→ **WHAT YOU SHOULD DO**
The answer must be the full listing, restated word for word.
####
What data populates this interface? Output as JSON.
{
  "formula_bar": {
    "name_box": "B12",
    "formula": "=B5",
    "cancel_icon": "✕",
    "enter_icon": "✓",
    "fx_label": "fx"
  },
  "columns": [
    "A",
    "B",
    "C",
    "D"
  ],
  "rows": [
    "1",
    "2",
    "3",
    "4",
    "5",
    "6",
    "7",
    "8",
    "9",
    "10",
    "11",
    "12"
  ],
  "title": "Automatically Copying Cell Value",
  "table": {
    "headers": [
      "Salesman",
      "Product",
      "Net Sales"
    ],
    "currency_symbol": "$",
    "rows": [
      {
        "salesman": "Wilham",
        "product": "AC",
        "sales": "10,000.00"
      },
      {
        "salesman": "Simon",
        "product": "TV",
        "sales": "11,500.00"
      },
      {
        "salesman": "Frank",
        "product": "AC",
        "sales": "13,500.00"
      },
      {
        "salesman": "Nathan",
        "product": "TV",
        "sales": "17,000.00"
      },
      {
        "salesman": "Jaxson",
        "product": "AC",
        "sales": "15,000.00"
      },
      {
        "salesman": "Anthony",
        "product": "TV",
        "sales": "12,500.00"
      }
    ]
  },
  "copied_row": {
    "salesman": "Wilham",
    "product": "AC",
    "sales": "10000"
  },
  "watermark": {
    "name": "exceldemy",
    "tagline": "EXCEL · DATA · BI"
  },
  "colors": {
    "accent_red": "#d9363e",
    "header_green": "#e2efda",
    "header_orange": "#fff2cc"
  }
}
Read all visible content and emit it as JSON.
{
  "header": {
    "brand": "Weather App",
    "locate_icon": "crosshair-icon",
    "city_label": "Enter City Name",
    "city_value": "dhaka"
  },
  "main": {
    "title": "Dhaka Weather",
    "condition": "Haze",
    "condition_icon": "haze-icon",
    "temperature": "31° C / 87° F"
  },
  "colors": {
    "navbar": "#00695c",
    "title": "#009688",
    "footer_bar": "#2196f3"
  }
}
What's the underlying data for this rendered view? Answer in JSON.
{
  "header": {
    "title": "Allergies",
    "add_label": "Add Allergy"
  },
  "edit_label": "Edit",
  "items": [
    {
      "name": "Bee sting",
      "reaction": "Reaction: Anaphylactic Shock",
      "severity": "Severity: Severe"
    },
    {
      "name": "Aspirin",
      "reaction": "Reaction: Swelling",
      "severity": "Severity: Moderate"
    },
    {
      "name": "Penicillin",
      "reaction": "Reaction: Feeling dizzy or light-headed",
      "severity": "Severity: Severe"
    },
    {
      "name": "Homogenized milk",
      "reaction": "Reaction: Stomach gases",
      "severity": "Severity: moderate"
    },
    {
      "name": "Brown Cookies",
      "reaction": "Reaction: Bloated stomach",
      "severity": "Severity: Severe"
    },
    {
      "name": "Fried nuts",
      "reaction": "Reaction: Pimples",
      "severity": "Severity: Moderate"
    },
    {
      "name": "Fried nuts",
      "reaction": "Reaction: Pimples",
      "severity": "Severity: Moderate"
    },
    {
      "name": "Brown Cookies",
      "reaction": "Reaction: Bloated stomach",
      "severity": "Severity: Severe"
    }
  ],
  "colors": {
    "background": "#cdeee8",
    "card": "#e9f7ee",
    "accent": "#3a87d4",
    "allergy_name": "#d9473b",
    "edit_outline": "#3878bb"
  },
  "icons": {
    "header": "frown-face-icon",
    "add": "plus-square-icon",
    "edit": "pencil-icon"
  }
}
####
→ **WRITTEN SOLUTION**
What data populates this interface? Output as JSON.
{
  "formula_bar": {
    "name_box": "B12",
    "formula": "=B5",
    "cancel_icon": "✕",
    "enter_icon": "✓",
    "fx_label": "fx"
  },
  "columns": [
    "A",
    "B",
    "C",
    "D"
  ],
  "rows": [
    "1",
    "2",
    "3",
    "4",
    "5",
    "6",
    "7",
    "8",
    "9",
    "10",
    "11",
    "12"
  ],
  "title": "Automatically Copying Cell Value",
  "table": {
    "headers": [
      "Salesman",
      "Product",
      "Net Sales"
    ],
    "currency_symbol": "$",
    "rows": [
      {
        "salesman": "Wilham",
        "product": "AC",
        "sales": "10,000.00"
      },
      {
        "salesman": "Simon",
        "product": "TV",
        "sales": "11,500.00"
      },
      {
        "salesman": "Frank",
        "product": "AC",
        "sales": "13,500.00"
      },
      {
        "salesman": "Nathan",
        "product": "TV",
        "sales": "17,000.00"
      },
      {
        "salesman": "Jaxson",
        "product": "AC",
        "sales": "15,000.00"
      },
      {
        "salesman": "Anthony",
        "product": "TV",
        "sales": "12,500.00"
      }
    ]
  },
  "copied_row": {
    "salesman": "Wilham",
    "product": "AC",
    "sales": "10000"
  },
  "watermark": {
    "name": "exceldemy",
    "tagline": "EXCEL · DATA · BI"
  },
  "colors": {
    "accent_red": "#d9363e",
    "header_green": "#e2efda",
    "header_orange": "#fff2cc"
  }
}
Read all visible content and emit it as JSON.
{
  "header": {
    "brand": "Weather App",
    "locate_icon": "crosshair-icon",
    "city_label": "Enter City Name",
    "city_value": "dhaka"
  },
  "main": {
    "title": "Dhaka Weather",
    "condition": "Haze",
    "condition_icon": "haze-icon",
    "temperature": "31° C / 87° F"
  },
  "colors": {
    "navbar": "#00695c",
    "title": "#009688",
    "footer_bar": "#2196f3"
  }
}
What's the underlying data for this rendered view? Answer in JSON.
{
  "header": {
    "title": "Allergies",
    "add_label": "Add Allergy"
  },
  "edit_label": "Edit",
  "items": [
    {
      "name": "Bee sting",
      "reaction": "Reaction: Anaphylactic Shock",
      "severity": "Severity: Severe"
    },
    {
      "name": "Aspirin",
      "reaction": "Reaction: Swelling",
      "severity": "Severity: Moderate"
    },
    {
      "name": "Penicillin",
      "reaction": "Reaction: Feeling dizzy or light-headed",
      "severity": "Severity: Severe"
    },
    {
      "name": "Homogenized milk",
      "reaction": "Reaction: Stomach gases",
      "severity": "Severity: moderate"
    },
    {
      "name": "Brown Cookies",
      "reaction": "Reaction: Bloated stomach",
      "severity": "Severity: Severe"
    },
    {
      "name": "Fried nuts",
      "reaction": "Reaction: Pimples",
      "severity": "Severity: Moderate"
    },
    {
      "name": "Fried nuts",
      "reaction": "Reaction: Pimples",
      "severity": "Severity: Moderate"
    },
    {
      "name": "Brown Cookies",
      "reaction": "Reaction: Bloated stomach",
      "severity": "Severity: Severe"
    }
  ],
  "colors": {
    "background": "#cdeee8",
    "card": "#e9f7ee",
    "accent": "#3a87d4",
    "allergy_name": "#d9473b",
    "edit_outline": "#3878bb"
  },
  "icons": {
    "header": "frown-face-icon",
    "add": "plus-square-icon",
    "edit": "pencil-icon"
  }
}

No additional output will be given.